"Quiterie, look! Did you see the rabbit?" Bellamy pointed to a leafy bush. The girl sadly shook her head. "Don't worry. We'll see more."
"I'm tired of walking," Quiterie howled.
"Child, we are almost there," Geneva said and turned to address her daughter. "I told you when we began I would not carry you." The girl hung her head and did her very best to imitate one of her mother's sighs; the midwife tried to hide the little smile that had crept to her face.
After a short walk, the three finally reached their destination and were happy to see the mysterious man outside. He was standing next to a large tree near the house with his back turned away from the trio. A little black goat sniffed his shoes.

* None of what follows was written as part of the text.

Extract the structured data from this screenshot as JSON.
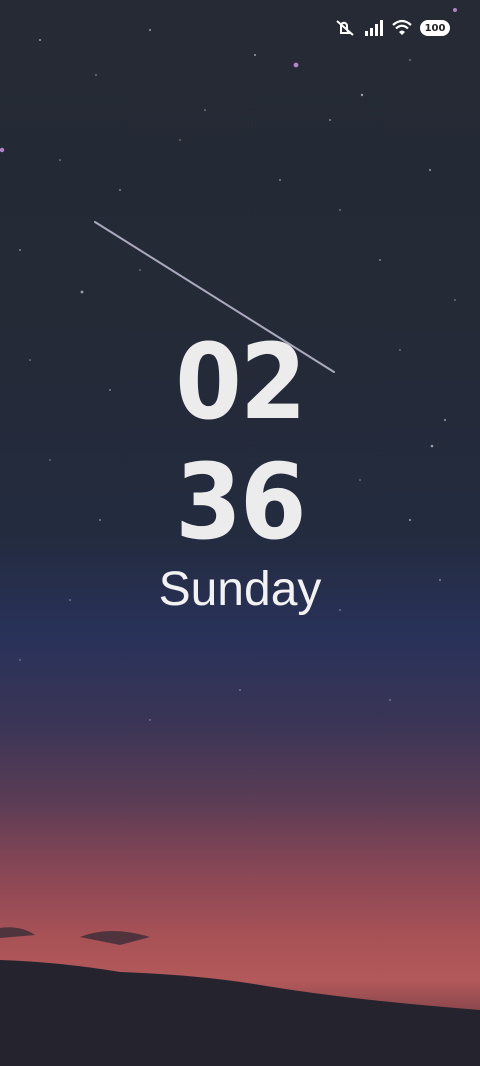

"Claude?" the midwife called. The man quickly turned to acknowledge them.
"Yes?" he asked, visibly surprised by their appearance.
Geneva watched as Bellamy approached the rigid man and greeted him. Claude, although civil, was apparently a little irritated with the priest. After the formalities were out of the way and it had been reestablished who everyone was, Claude took on a completely different countenance when Bellamy began to pry.
"I must say, you have intrigued quite a number of people in our little community," Bellamy casually remarked, trying to incite a response out of the man.
"It is not the first time people have whispered about me," Claude countered indifferently. Clearly not knowing how to respond, Bellamy crossed his arms and smiled.
"Well, sir, how are you and your wife doing today?" the young man asked.
The midwife watched Claude lean against the tree and look down at the slightly shorter man; she was delighted. The scene unfolding was like a master reprimanding an ignorant apprentice. The midwife liked to watch the usually confident Bellamy squirm.
"We are fine, but the rain has put my wife into a dreary mood. I believe she is sleeping," Claude said, offhandedly looking at the goat at his feet. Geneva smirked and examined the two men. Claude was so cryptic and reserved, quite the opposite of Bellamy.
For a moment, there was silence. Claude shifted away from the curious goat, then looked pass Bellamy to the house. "You are new here, no?" Bellamy asked. "Where did you come from?"
"Paris," Claude said, standing a little taller.
"Ah, Paris. I hear the king was in town recently," Bellamy said, obviously happy to find a new topic.
"Yes," Claude replied, offering nothing else.
Bellamy leaned closer and said, "I'm sure you also heard the stories of the possessed Archdeacon. Pilgrims pass through here frequently and tell us stories about the sorcerer." Claude, now clearly vexed, crossed his arms and looked sternly at the priest.
"Surely an educated man such as yourself wouldn't believe such stories," Claude said severely. Geneva thought he had a point. Most pilgrims were in a frenzy of religious paranoia and were hardly worth listening to.
"The man has disappeared. One morning Paris woke up to find the Archdeacon had vanished. They say that late at night, though, his cell in Notre Dame still glows red," Bellamy said.
Claude opened his mouth, no doubt to argue the absurdity of the rumors, but behind them the door to the little house slammed open. Geneva turned around, cocked her head, and watched as the strange girl pranced out of the house and twirled around. Beside her Bellamy had also turned to watch the peculiar display. Soon the girl stopped, suddenly aware of the visitors.